[Directions for this task]: For each line below with the word "RETURN", write out a copy.

Web page and app entries

☆ ☆ ☆ ☆ ☆

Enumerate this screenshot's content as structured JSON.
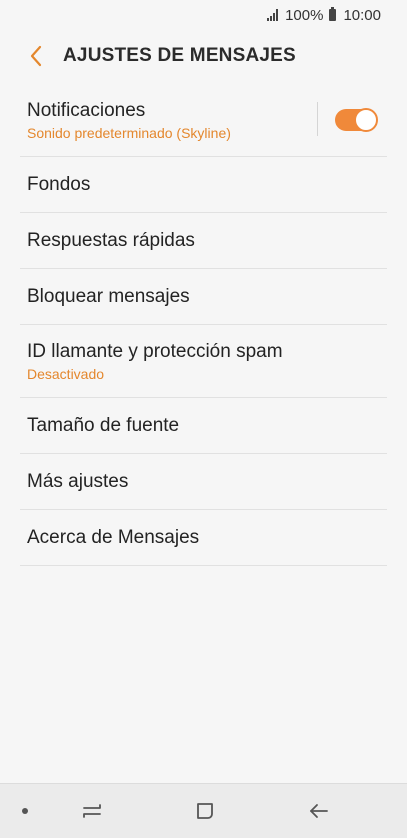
{
  "status_bar": {
    "battery": "100%",
    "time": "10:00"
  },
  "header": {
    "back_icon": "chevron-left-icon",
    "title": "AJUSTES DE MENSAJES"
  },
  "accent_color": "#f0893a",
  "settings": [
    {
      "title": "Notificaciones",
      "subtitle": "Sonido predeterminado (Skyline)",
      "toggle": true
    },
    {
      "title": "Fondos"
    },
    {
      "title": "Respuestas rápidas"
    },
    {
      "title": "Bloquear mensajes"
    },
    {
      "title": "ID llamante y protección spam",
      "subtitle": "Desactivado"
    },
    {
      "title": "Tamaño de fuente"
    },
    {
      "title": "Más ajustes"
    },
    {
      "title": "Acerca de Mensajes"
    }
  ],
  "nav_bar": {
    "icons": [
      "dot-icon",
      "recent-apps-icon",
      "home-icon",
      "back-icon"
    ]
  }
}
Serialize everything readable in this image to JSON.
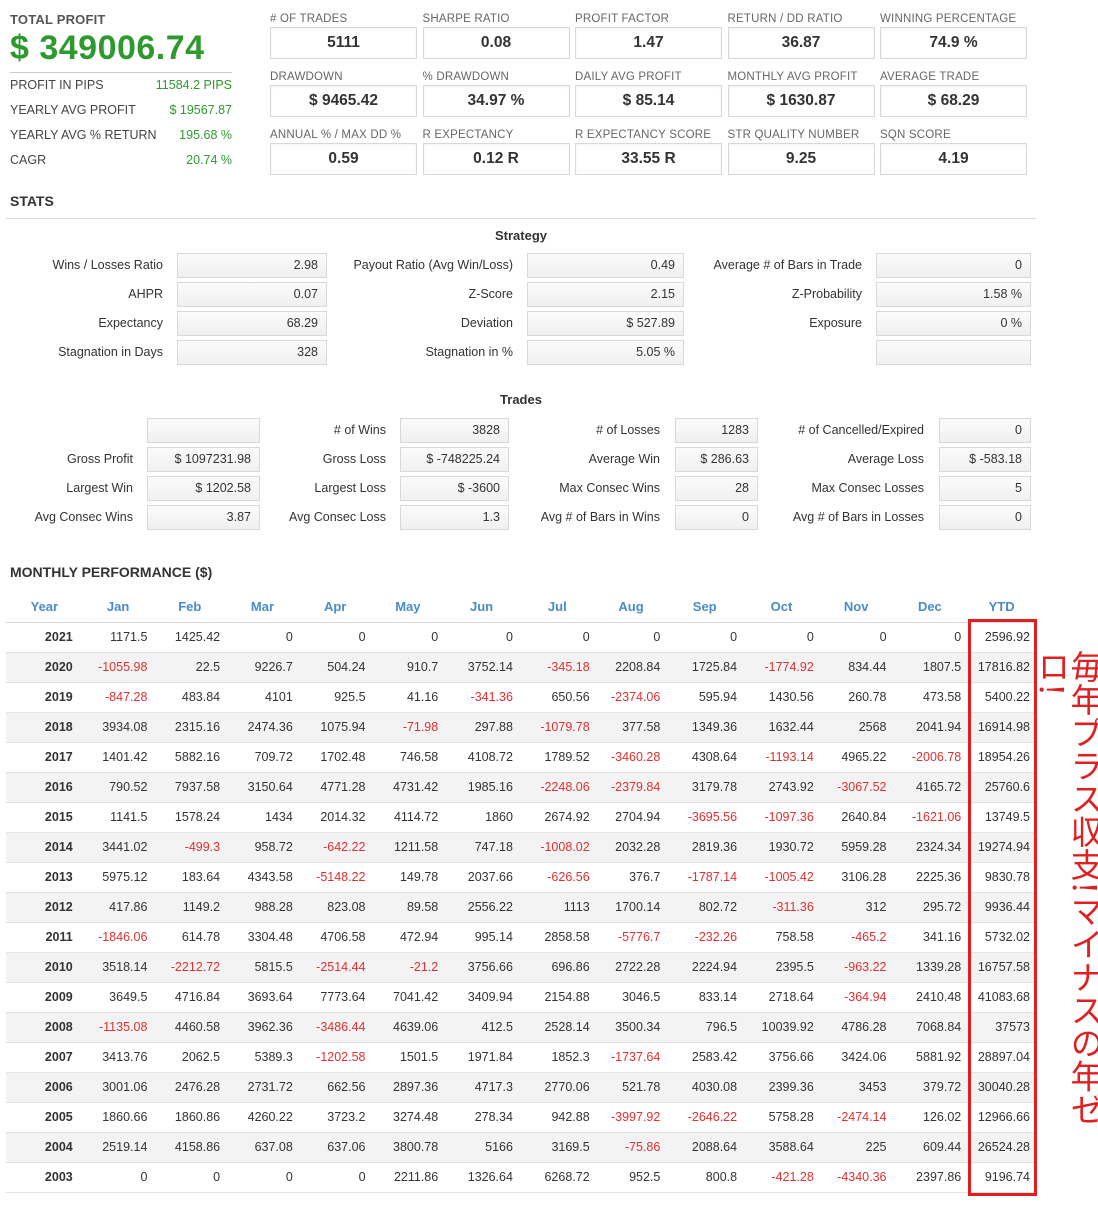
{
  "summary": {
    "total_label": "TOTAL PROFIT",
    "total_value": "$ 349006.74",
    "rows": [
      {
        "label": "PROFIT IN PIPS",
        "value": "11584.2 PIPS"
      },
      {
        "label": "YEARLY AVG PROFIT",
        "value": "$ 19567.87"
      },
      {
        "label": "YEARLY AVG % RETURN",
        "value": "195.68 %"
      },
      {
        "label": "CAGR",
        "value": "20.74 %"
      }
    ]
  },
  "metrics": [
    {
      "label": "# OF TRADES",
      "value": "5111"
    },
    {
      "label": "SHARPE RATIO",
      "value": "0.08"
    },
    {
      "label": "PROFIT FACTOR",
      "value": "1.47"
    },
    {
      "label": "RETURN / DD RATIO",
      "value": "36.87"
    },
    {
      "label": "WINNING PERCENTAGE",
      "value": "74.9 %"
    },
    {
      "label": "DRAWDOWN",
      "value": "$ 9465.42"
    },
    {
      "label": "% DRAWDOWN",
      "value": "34.97 %"
    },
    {
      "label": "DAILY AVG PROFIT",
      "value": "$ 85.14"
    },
    {
      "label": "MONTHLY AVG PROFIT",
      "value": "$ 1630.87"
    },
    {
      "label": "AVERAGE TRADE",
      "value": "$ 68.29"
    },
    {
      "label": "ANNUAL % / MAX DD %",
      "value": "0.59"
    },
    {
      "label": "R EXPECTANCY",
      "value": "0.12 R"
    },
    {
      "label": "R EXPECTANCY SCORE",
      "value": "33.55 R"
    },
    {
      "label": "STR QUALITY NUMBER",
      "value": "9.25"
    },
    {
      "label": "SQN SCORE",
      "value": "4.19"
    }
  ],
  "stats_title": "STATS",
  "strategy": {
    "title": "Strategy",
    "rows": [
      [
        {
          "label": "Wins / Losses Ratio",
          "value": "2.98"
        },
        {
          "label": "Payout Ratio (Avg Win/Loss)",
          "value": "0.49"
        },
        {
          "label": "Average # of Bars in Trade",
          "value": "0"
        }
      ],
      [
        {
          "label": "AHPR",
          "value": "0.07"
        },
        {
          "label": "Z-Score",
          "value": "2.15"
        },
        {
          "label": "Z-Probability",
          "value": "1.58 %"
        }
      ],
      [
        {
          "label": "Expectancy",
          "value": "68.29"
        },
        {
          "label": "Deviation",
          "value": "$ 527.89"
        },
        {
          "label": "Exposure",
          "value": "0 %"
        }
      ],
      [
        {
          "label": "Stagnation in Days",
          "value": "328"
        },
        {
          "label": "Stagnation in %",
          "value": "5.05 %"
        },
        {
          "label": "",
          "value": ""
        }
      ]
    ]
  },
  "trades": {
    "title": "Trades",
    "rows": [
      [
        {
          "label": "",
          "value": ""
        },
        {
          "label": "# of Wins",
          "value": "3828"
        },
        {
          "label": "# of Losses",
          "value": "1283"
        },
        {
          "label": "# of Cancelled/Expired",
          "value": "0"
        }
      ],
      [
        {
          "label": "Gross Profit",
          "value": "$ 1097231.98"
        },
        {
          "label": "Gross Loss",
          "value": "$ -748225.24"
        },
        {
          "label": "Average Win",
          "value": "$ 286.63"
        },
        {
          "label": "Average Loss",
          "value": "$ -583.18"
        }
      ],
      [
        {
          "label": "Largest Win",
          "value": "$ 1202.58"
        },
        {
          "label": "Largest Loss",
          "value": "$ -3600"
        },
        {
          "label": "Max Consec Wins",
          "value": "28"
        },
        {
          "label": "Max Consec Losses",
          "value": "5"
        }
      ],
      [
        {
          "label": "Avg Consec Wins",
          "value": "3.87"
        },
        {
          "label": "Avg Consec Loss",
          "value": "1.3"
        },
        {
          "label": "Avg # of Bars in Wins",
          "value": "0"
        },
        {
          "label": "Avg # of Bars in Losses",
          "value": "0"
        }
      ]
    ]
  },
  "monthly": {
    "title": "MONTHLY PERFORMANCE ($)",
    "headers": [
      "Year",
      "Jan",
      "Feb",
      "Mar",
      "Apr",
      "May",
      "Jun",
      "Jul",
      "Aug",
      "Sep",
      "Oct",
      "Nov",
      "Dec",
      "YTD"
    ],
    "rows": [
      [
        "2021",
        "1171.5",
        "1425.42",
        "0",
        "0",
        "0",
        "0",
        "0",
        "0",
        "0",
        "0",
        "0",
        "0",
        "2596.92"
      ],
      [
        "2020",
        "-1055.98",
        "22.5",
        "9226.7",
        "504.24",
        "910.7",
        "3752.14",
        "-345.18",
        "2208.84",
        "1725.84",
        "-1774.92",
        "834.44",
        "1807.5",
        "17816.82"
      ],
      [
        "2019",
        "-847.28",
        "483.84",
        "4101",
        "925.5",
        "41.16",
        "-341.36",
        "650.56",
        "-2374.06",
        "595.94",
        "1430.56",
        "260.78",
        "473.58",
        "5400.22"
      ],
      [
        "2018",
        "3934.08",
        "2315.16",
        "2474.36",
        "1075.94",
        "-71.98",
        "297.88",
        "-1079.78",
        "377.58",
        "1349.36",
        "1632.44",
        "2568",
        "2041.94",
        "16914.98"
      ],
      [
        "2017",
        "1401.42",
        "5882.16",
        "709.72",
        "1702.48",
        "746.58",
        "4108.72",
        "1789.52",
        "-3460.28",
        "4308.64",
        "-1193.14",
        "4965.22",
        "-2006.78",
        "18954.26"
      ],
      [
        "2016",
        "790.52",
        "7937.58",
        "3150.64",
        "4771.28",
        "4731.42",
        "1985.16",
        "-2248.06",
        "-2379.84",
        "3179.78",
        "2743.92",
        "-3067.52",
        "4165.72",
        "25760.6"
      ],
      [
        "2015",
        "1141.5",
        "1578.24",
        "1434",
        "2014.32",
        "4114.72",
        "1860",
        "2674.92",
        "2704.94",
        "-3695.56",
        "-1097.36",
        "2640.84",
        "-1621.06",
        "13749.5"
      ],
      [
        "2014",
        "3441.02",
        "-499.3",
        "958.72",
        "-642.22",
        "1211.58",
        "747.18",
        "-1008.02",
        "2032.28",
        "2819.36",
        "1930.72",
        "5959.28",
        "2324.34",
        "19274.94"
      ],
      [
        "2013",
        "5975.12",
        "183.64",
        "4343.58",
        "-5148.22",
        "149.78",
        "2037.66",
        "-626.56",
        "376.7",
        "-1787.14",
        "-1005.42",
        "3106.28",
        "2225.36",
        "9830.78"
      ],
      [
        "2012",
        "417.86",
        "1149.2",
        "988.28",
        "823.08",
        "89.58",
        "2556.22",
        "1113",
        "1700.14",
        "802.72",
        "-311.36",
        "312",
        "295.72",
        "9936.44"
      ],
      [
        "2011",
        "-1846.06",
        "614.78",
        "3304.48",
        "4706.58",
        "472.94",
        "995.14",
        "2858.58",
        "-5776.7",
        "-232.26",
        "758.58",
        "-465.2",
        "341.16",
        "5732.02"
      ],
      [
        "2010",
        "3518.14",
        "-2212.72",
        "5815.5",
        "-2514.44",
        "-21.2",
        "3756.66",
        "696.86",
        "2722.28",
        "2224.94",
        "2395.5",
        "-963.22",
        "1339.28",
        "16757.58"
      ],
      [
        "2009",
        "3649.5",
        "4716.84",
        "3693.64",
        "7773.64",
        "7041.42",
        "3409.94",
        "2154.88",
        "3046.5",
        "833.14",
        "2718.64",
        "-364.94",
        "2410.48",
        "41083.68"
      ],
      [
        "2008",
        "-1135.08",
        "4460.58",
        "3962.36",
        "-3486.44",
        "4639.06",
        "412.5",
        "2528.14",
        "3500.34",
        "796.5",
        "10039.92",
        "4786.28",
        "7068.84",
        "37573"
      ],
      [
        "2007",
        "3413.76",
        "2062.5",
        "5389.3",
        "-1202.58",
        "1501.5",
        "1971.84",
        "1852.3",
        "-1737.64",
        "2583.42",
        "3756.66",
        "3424.06",
        "5881.92",
        "28897.04"
      ],
      [
        "2006",
        "3001.06",
        "2476.28",
        "2731.72",
        "662.56",
        "2897.36",
        "4717.3",
        "2770.06",
        "521.78",
        "4030.08",
        "2399.36",
        "3453",
        "379.72",
        "30040.28"
      ],
      [
        "2005",
        "1860.66",
        "1860.86",
        "4260.22",
        "3723.2",
        "3274.48",
        "278.34",
        "942.88",
        "-3997.92",
        "-2646.22",
        "5758.28",
        "-2474.14",
        "126.02",
        "12966.66"
      ],
      [
        "2004",
        "2519.14",
        "4158.86",
        "637.08",
        "637.06",
        "3800.78",
        "5166",
        "3169.5",
        "-75.86",
        "2088.64",
        "3588.64",
        "225",
        "609.44",
        "26524.28"
      ],
      [
        "2003",
        "0",
        "0",
        "0",
        "0",
        "2211.86",
        "1326.64",
        "6268.72",
        "952.5",
        "800.8",
        "-421.28",
        "-4340.36",
        "2397.86",
        "9196.74"
      ]
    ]
  },
  "annotation": "毎年プラス収支!マイナスの年ゼロ!",
  "colors": {
    "profit_green": "#2e9a2e",
    "loss_red": "#e03030",
    "header_blue": "#4a8cc7",
    "highlight_red": "#e02020"
  }
}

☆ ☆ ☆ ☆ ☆

[Exercise result]:
        "label": "YEARLY AVG % RETURN",
      "label": "RETURN / DD RATIO",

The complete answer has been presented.